The record arrivals of Venezuelans have occurred despite Biden administration policies designed to discourage Venezuelans from entering the U.S. without authorization by offering them opportunities to enter the country legally.
It also vividly illustrates the massive scale of the exodus from Venezuela, now the largest external displacement crisis in the world. In recent years, more than 7 million people have left Venezuela, a once prosperous country that has faced a political and socio-economic crisis under an authoritarian socialist government.
While most initially settled in Colombia, Peru and other South American countries, hundreds of thousands of Venezuelans have trekked to the U.S. southern border in the past two years. Many of them have traversed Mexico and Central America, including Panama’s infamous Darién Gap, to reach American soil.
In September alone, 75,268 migrants crossed the Darién jungle, the second-highest monthly tally ever recorded, only behind the 82,000 crossings reported there in August, Panamanian government officials told CBS News. More than 400,000 people have crossed that roadless jungle on foot this year.
After the number of Venezuelans arriving to the southern border soared in 2022, the Biden administration unveiled a two-pronged strategy to deter them from entering the U.S. illegally. It convinced Mexico to take back some migrants from Venezuela who crossed into the U.S. border without authorization, and launched a program to allow Venezuelans to fly into the country legally if Americans agreed to sponsor them.
Those policies were expanded to include migrants from Cuba, Haiti and Nicaragua in Jan. 2023, when the Biden administration also started allowing Venezuelans and other migrants to use a phone app to request an opportunity to enter the U.S. at an official border port of entry.

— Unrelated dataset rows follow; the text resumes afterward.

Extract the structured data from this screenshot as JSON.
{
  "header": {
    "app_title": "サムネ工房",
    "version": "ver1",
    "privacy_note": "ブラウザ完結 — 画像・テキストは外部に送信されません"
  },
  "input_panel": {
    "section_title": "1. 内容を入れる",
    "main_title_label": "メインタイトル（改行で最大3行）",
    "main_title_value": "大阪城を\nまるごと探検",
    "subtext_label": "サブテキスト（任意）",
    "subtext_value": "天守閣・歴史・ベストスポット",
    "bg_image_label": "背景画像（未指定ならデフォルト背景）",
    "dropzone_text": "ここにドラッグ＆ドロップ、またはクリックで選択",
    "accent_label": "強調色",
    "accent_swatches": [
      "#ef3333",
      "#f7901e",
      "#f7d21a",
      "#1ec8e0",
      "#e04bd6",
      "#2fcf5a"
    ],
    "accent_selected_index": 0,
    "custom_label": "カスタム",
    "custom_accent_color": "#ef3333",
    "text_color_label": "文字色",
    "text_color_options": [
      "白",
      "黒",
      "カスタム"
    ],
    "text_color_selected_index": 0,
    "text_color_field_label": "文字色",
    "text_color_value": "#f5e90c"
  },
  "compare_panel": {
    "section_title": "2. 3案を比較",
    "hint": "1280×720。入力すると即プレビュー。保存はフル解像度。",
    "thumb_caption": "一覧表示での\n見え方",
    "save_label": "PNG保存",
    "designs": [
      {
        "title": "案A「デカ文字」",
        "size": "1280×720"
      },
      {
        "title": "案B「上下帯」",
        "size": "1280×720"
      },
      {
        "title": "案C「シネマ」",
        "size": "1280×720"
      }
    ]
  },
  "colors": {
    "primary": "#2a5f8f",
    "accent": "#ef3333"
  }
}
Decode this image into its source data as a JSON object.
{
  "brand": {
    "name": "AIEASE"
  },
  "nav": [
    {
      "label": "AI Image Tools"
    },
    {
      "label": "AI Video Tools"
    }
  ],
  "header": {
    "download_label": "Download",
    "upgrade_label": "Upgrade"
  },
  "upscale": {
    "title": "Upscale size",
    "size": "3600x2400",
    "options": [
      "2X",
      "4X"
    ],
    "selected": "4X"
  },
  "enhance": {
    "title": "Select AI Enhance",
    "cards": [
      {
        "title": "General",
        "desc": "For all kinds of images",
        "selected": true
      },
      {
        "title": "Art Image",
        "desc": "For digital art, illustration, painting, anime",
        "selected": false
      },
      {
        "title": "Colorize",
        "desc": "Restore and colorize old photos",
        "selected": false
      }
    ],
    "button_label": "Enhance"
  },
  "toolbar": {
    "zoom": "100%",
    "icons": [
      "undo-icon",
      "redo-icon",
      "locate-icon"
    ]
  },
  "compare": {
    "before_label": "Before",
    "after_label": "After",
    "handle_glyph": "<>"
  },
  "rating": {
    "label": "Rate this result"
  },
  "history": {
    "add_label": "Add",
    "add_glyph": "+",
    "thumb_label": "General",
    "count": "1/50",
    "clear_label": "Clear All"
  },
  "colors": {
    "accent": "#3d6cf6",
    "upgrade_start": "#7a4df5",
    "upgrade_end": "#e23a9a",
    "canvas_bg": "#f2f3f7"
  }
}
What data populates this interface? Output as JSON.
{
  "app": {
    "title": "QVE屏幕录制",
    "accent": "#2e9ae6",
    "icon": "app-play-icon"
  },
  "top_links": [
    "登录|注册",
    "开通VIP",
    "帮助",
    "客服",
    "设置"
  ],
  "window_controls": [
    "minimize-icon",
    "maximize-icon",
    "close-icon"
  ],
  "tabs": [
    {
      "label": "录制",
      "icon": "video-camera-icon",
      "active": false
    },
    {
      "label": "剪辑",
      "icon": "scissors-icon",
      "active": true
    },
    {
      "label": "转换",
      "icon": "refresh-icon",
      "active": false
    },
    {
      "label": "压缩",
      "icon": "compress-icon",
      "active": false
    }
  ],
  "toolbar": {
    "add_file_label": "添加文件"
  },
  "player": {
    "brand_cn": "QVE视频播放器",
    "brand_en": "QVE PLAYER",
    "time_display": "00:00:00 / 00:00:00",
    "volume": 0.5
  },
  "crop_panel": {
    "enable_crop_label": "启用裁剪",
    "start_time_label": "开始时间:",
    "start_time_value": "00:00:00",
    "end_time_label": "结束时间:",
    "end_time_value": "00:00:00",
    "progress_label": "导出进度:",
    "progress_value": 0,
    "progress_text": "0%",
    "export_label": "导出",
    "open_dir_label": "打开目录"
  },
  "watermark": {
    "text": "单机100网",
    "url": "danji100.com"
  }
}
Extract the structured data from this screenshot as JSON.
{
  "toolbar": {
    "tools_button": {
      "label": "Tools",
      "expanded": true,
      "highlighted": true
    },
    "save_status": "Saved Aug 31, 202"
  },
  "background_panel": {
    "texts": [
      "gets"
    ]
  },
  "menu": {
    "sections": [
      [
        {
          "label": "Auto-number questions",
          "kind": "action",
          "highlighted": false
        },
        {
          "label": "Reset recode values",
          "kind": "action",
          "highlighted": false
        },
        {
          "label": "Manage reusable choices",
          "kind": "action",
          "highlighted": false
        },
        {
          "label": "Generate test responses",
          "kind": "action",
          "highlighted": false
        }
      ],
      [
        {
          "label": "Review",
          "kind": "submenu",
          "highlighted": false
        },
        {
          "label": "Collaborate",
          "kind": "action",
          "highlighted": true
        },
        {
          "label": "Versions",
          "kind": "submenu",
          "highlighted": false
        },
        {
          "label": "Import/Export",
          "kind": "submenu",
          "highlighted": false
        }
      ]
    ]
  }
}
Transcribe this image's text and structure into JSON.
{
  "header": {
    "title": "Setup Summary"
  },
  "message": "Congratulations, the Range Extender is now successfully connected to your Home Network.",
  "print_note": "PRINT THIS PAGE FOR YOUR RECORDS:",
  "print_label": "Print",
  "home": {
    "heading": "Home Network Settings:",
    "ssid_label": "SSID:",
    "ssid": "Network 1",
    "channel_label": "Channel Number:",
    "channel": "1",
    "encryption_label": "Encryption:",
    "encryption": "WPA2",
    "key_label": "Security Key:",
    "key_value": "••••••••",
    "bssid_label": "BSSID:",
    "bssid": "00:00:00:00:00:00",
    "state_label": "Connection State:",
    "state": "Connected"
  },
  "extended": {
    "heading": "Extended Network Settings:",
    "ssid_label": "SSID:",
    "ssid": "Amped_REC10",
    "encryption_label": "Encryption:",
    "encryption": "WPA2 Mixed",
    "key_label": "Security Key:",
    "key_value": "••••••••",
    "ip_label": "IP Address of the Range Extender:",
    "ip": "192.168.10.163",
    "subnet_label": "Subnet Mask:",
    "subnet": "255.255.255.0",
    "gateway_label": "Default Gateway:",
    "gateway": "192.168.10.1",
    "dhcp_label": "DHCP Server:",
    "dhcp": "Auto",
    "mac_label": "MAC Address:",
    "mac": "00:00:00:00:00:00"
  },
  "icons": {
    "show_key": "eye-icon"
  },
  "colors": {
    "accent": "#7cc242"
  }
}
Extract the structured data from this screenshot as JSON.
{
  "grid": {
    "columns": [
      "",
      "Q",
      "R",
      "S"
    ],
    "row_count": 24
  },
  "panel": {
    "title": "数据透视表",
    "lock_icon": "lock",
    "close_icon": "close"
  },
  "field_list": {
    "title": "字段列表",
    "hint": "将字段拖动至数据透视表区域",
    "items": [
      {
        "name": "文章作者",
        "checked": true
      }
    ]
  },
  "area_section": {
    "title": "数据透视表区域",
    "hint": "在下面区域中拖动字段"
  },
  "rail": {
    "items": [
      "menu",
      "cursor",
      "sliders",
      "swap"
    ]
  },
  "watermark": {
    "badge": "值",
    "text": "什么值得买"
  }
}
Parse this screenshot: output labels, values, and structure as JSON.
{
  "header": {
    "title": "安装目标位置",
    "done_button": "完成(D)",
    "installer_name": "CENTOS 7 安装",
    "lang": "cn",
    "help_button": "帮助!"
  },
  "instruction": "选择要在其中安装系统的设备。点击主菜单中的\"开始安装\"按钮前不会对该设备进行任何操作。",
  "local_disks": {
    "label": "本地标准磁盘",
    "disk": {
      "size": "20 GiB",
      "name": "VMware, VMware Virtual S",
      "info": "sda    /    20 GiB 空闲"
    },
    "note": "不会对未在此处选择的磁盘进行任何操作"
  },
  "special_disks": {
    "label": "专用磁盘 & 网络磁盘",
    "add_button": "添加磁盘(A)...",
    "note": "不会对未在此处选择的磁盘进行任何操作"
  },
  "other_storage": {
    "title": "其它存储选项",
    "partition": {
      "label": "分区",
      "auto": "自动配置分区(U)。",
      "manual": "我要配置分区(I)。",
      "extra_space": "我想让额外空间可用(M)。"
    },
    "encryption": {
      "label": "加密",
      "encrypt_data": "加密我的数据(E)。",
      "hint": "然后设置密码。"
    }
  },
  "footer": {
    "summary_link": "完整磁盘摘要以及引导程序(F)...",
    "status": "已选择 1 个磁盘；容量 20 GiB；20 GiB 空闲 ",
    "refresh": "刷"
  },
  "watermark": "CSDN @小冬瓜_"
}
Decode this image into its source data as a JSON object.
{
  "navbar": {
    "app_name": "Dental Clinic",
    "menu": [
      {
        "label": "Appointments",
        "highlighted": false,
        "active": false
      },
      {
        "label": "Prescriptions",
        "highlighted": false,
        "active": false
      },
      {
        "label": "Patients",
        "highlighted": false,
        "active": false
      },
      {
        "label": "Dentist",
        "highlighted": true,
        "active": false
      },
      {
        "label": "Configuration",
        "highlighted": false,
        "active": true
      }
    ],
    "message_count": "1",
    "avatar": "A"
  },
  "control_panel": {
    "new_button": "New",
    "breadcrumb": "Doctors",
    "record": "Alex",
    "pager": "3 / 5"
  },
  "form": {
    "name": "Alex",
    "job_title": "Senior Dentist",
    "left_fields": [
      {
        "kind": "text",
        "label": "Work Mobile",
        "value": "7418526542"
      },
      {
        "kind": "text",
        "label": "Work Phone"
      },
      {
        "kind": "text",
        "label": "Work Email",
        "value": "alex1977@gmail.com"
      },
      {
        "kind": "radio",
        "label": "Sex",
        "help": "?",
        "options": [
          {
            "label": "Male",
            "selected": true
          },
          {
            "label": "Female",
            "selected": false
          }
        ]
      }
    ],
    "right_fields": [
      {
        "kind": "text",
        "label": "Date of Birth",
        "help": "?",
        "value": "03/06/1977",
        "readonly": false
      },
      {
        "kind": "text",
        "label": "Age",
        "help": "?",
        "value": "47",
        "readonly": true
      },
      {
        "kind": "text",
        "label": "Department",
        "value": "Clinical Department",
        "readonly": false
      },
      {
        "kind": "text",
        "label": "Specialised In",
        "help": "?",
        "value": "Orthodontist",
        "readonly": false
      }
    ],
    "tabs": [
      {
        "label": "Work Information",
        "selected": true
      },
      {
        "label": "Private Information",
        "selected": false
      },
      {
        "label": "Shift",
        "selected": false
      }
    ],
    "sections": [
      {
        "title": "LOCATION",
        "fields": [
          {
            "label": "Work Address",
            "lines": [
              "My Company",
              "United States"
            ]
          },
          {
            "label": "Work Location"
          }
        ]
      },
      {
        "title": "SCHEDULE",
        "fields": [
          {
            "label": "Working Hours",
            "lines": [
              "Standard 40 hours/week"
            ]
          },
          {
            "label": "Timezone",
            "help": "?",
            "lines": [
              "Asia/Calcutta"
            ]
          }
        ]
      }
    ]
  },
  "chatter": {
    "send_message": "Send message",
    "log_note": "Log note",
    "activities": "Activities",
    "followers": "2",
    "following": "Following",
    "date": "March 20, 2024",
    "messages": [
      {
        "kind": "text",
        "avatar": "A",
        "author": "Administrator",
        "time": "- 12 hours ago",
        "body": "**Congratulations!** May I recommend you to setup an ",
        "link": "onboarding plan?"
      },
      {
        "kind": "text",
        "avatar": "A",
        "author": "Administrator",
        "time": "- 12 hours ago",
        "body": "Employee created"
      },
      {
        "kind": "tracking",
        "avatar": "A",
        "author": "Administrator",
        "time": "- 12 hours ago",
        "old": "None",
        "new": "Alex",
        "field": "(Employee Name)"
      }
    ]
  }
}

The strategy had an immediate impact, fueling a sharp drop in illegal entries by migrants from the four targeted countries. Unlawful border entries by Cubans, Haitians and Nicaraguans have remained far below their peaks in recent years. But the trend was relatively short-lived for Venezuelans, lasting for a few months before illegal crossings by Venezuelans increased sharply again this spring.
Last month, the Biden administration offered work permits and deportation protections to nearly half a million Venezuelans who arrived in the U.S. before July 31, in part to address concerns from big-city Democrats who had been demanding a move that would allow migrants to work legally more quickly. While those who have arrived since the end of July do not qualify for the relief, known as Temporary Protected Status, some officials have internally voiced concerns about the move encouraging more Venezuelans to travel to the U.S.
“The new normal”
Adam Isacson, a migration analyst at the Washington Office on Latin America, said the options available to the Biden administration to stem the flow of U.S.-bound Venezuelan migration are limited.
“They’re in a bit of a bind. It’s the new normal. And there’s not much you can do to block it along the migration route,” Isacson said. “The numbers are bigger than anything Mexico would take. You can’t deport them to Caracas, nor should you because a lot of these people would face danger.”
Isacson said the U.S. could also detain larger numbers of Venezuelans, though Immigration and Customs Enforcement detention centers can only hold several tens of thousands of migrants at any given time.
Some advocates have also called on the Biden administration to increase the 30,000 monthly cap for the program that allows Venezuelans and other migrants with U.S. sponsors to enter the country legally.
U.S. and Panamanian officials have tried to convince Colombia to take more aggressive steps to slow the migration flow into the Darién Gap. The top U.S. border official at DHS, Blas Nuñez-Neto, recently called the situation there a “humanitarian catastrophe.” But Gustavo Petro, Colombia’s first leftist president, has said his government will not stop migrants from entering the jungle, citing humanitarian reasons.
Jose Diaz contributed reporting.
Camilo Montoya-Galvez is the immigration reporter at CBS News. Based in Washington, he covers immigration policy and politics.